Carolyn Smart

My 11 year old self is walking on the playing field
towards the rhododendron woods, the edge
of my boarding-school grounds.

To my right is the single swing where the Lady Caroline
explained to me how her mother was a Countess, dark hair
parting open then closed on her freckled, anxious face.

Why do you not go back to America,
the girls ask, that place where the President was shot,
is that not where people who talk like you should be?

But that is not where I live, nor do I live in Canada now, for
my parents have sailed away, taking their arguments with them.
They do not write to tell me of our future.

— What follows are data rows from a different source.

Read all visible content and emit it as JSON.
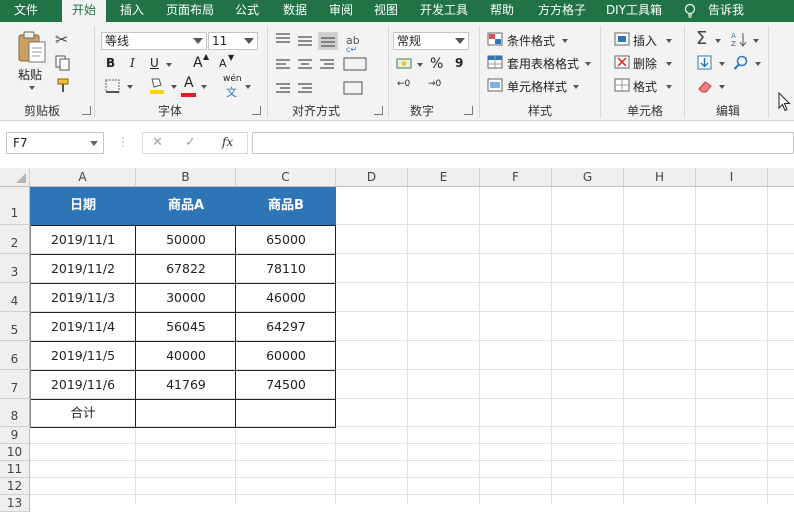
{
  "menu": {
    "tabs": [
      "文件",
      "开始",
      "插入",
      "页面布局",
      "公式",
      "数据",
      "审阅",
      "视图",
      "开发工具",
      "帮助",
      "方方格子",
      "DIY工具箱"
    ],
    "tell_me": "告诉我",
    "active_tab": "开始"
  },
  "ribbon": {
    "clipboard": {
      "paste_label": "粘贴",
      "group_label": "剪贴板"
    },
    "font": {
      "font_name": "等线",
      "font_size": "11",
      "group_label": "字体",
      "bold": "B",
      "italic": "I",
      "underline": "U",
      "grow": "A",
      "shrink": "A",
      "phonetic": "wén",
      "font_color_glyph": "A"
    },
    "alignment": {
      "group_label": "对齐方式"
    },
    "number": {
      "format": "常规",
      "percent": "%",
      "comma": "9",
      "group_label": "数字"
    },
    "styles": {
      "conditional": "条件格式",
      "table": "套用表格格式",
      "cell_styles": "单元格样式",
      "group_label": "样式"
    },
    "cells": {
      "insert": "插入",
      "delete": "删除",
      "format": "格式",
      "group_label": "单元格"
    },
    "editing": {
      "group_label": "编辑"
    }
  },
  "formula_bar": {
    "name_box": "F7",
    "cancel": "✕",
    "enter": "✓",
    "fx": "fx",
    "formula": ""
  },
  "sheet": {
    "columns": [
      "A",
      "B",
      "C",
      "D",
      "E",
      "F",
      "G",
      "H",
      "I"
    ],
    "rows": [
      "1",
      "2",
      "3",
      "4",
      "5",
      "6",
      "7",
      "8",
      "9",
      "10",
      "11",
      "12",
      "13"
    ],
    "headers": [
      "日期",
      "商品A",
      "商品B"
    ],
    "data": [
      [
        "2019/11/1",
        "50000",
        "65000"
      ],
      [
        "2019/11/2",
        "67822",
        "78110"
      ],
      [
        "2019/11/3",
        "30000",
        "46000"
      ],
      [
        "2019/11/4",
        "56045",
        "64297"
      ],
      [
        "2019/11/5",
        "40000",
        "60000"
      ],
      [
        "2019/11/6",
        "41769",
        "74500"
      ]
    ],
    "total_label": "合计",
    "total_b": "",
    "total_c": ""
  },
  "colors": {
    "excel_green": "#217346",
    "header_blue": "#2e75b6",
    "font_red": "#e02020",
    "fill_yellow": "#ffd400"
  }
}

They do not write at all.

Inside the rhodo woods the older girls build shelters.
We sweep our tree house spotless every day,
brooms of leaves, bent boughs as seats.

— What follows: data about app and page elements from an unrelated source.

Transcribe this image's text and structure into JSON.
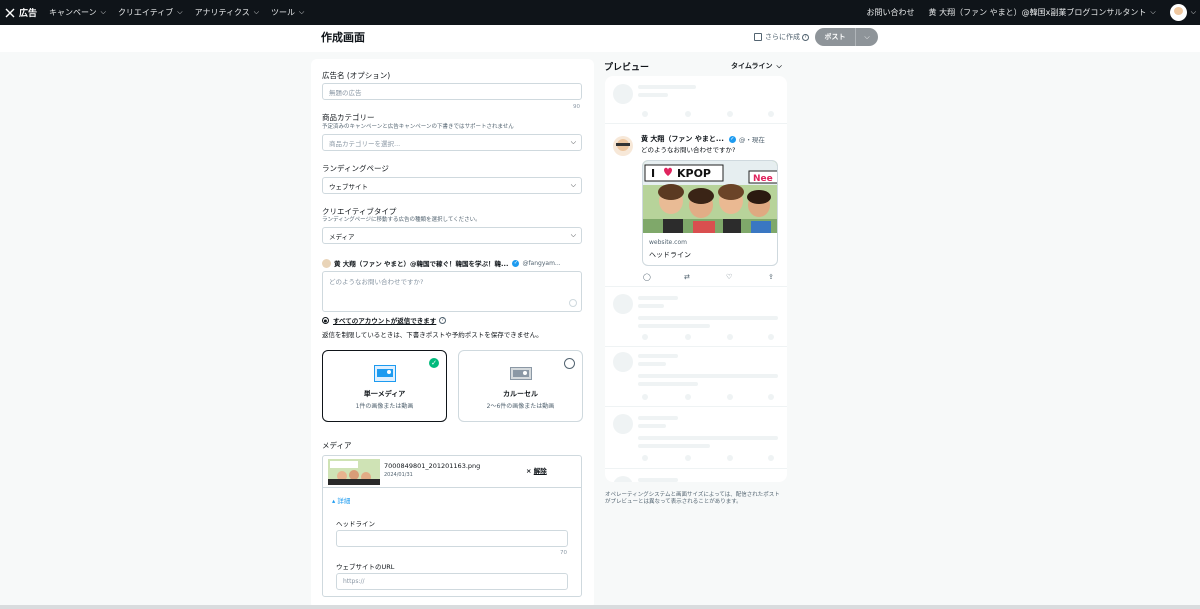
{
  "topnav": {
    "logo_text": "広告",
    "menu": [
      "キャンペーン",
      "クリエイティブ",
      "アナリティクス",
      "ツール"
    ],
    "contact": "お問い合わせ",
    "user_name": "黄 大翔（ファン やまと）@韓国x副業ブログコンサルタント"
  },
  "header": {
    "title": "作成画面",
    "more_create": "さらに作成",
    "post_button": "ポスト"
  },
  "form": {
    "ad_name_label": "広告名 (オプション)",
    "ad_name_placeholder": "無題の広告",
    "ad_name_count": "90",
    "product_label": "商品カテゴリー",
    "product_sub": "予定済みのキャンペーンと広告キャンペーンの下書きではサポートされません",
    "product_placeholder": "商品カテゴリーを選択...",
    "landing_label": "ランディングページ",
    "landing_value": "ウェブサイト",
    "creative_label": "クリエイティブタイプ",
    "creative_sub": "ランディングページに移動する広告の種類を選択してください。",
    "creative_value": "メディア",
    "account_name": "黄 大翔（ファン やまと）@韓国で稼ぐ！韓国を学ぶ！韓...",
    "account_handle": "@fangyam...",
    "tweet_placeholder": "どのようなお問い合わせですか?",
    "reply_link": "すべてのアカウントが返信できます",
    "reply_note": "返信を制限しているときは、下書きポストや予約ポストを保存できません。",
    "single_title": "単一メディア",
    "single_desc": "1件の画像または動画",
    "carousel_title": "カルーセル",
    "carousel_desc": "2〜6件の画像または動画",
    "media_label": "メディア",
    "file_name": "7000849801_201201163.png",
    "file_date": "2024/01/31",
    "remove_label": "解除",
    "detail_label": "詳細",
    "headline_label": "ヘッドライン",
    "headline_count": "70",
    "url_label": "ウェブサイトのURL",
    "url_placeholder": "https://"
  },
  "preview": {
    "title": "プレビュー",
    "timeline": "タイムライン",
    "tweet_name": "黄 大翔（ファン やまと...",
    "tweet_meta": "@・現在",
    "tweet_text": "どのようなお問い合わせですか?",
    "image_caption_1": "I",
    "image_caption_2": "KPOP",
    "image_caption_3": "Nee",
    "card_domain": "website.com",
    "card_headline": "ヘッドライン",
    "note": "オペレーティングシステムと画面サイズによっては、配信されたポストがプレビューとは異なって表示されることがあります。"
  },
  "colors": {
    "nav_bg": "#0f1419",
    "accent": "#1d9bf0",
    "check": "#00ba7c"
  }
}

It is only children here and we are kinder
in a way to one another, in the woods.
We are a sort of family, and briefly unafraid.

It is important who we let inside our shelter.
This small one standing eager at the entrance:
she might change everything.

From time to time I glance behind to
the far side of the trees and the high grey wooden fence.
Beyond that is the road, the world, the sea.

(Ian Barber, courtesy Red Edge Images)

Carolyn Smart is the founder of the RBC Bronwen Wallace Award for Emerging Writers, and since 1989 has been Professor of Creative Writing at Queen's University. Hooked - Seven Poems has become a performance piece, featured at the Edinburgh Festival in August 2013 and upcoming at Theatre Passe Muraille in the spring of 2015. Her forthcoming poetry collection Careen (Brick Books, fall 2015) tells the story of the Barrow Gang. Read my conversation with Carolyn Smart here.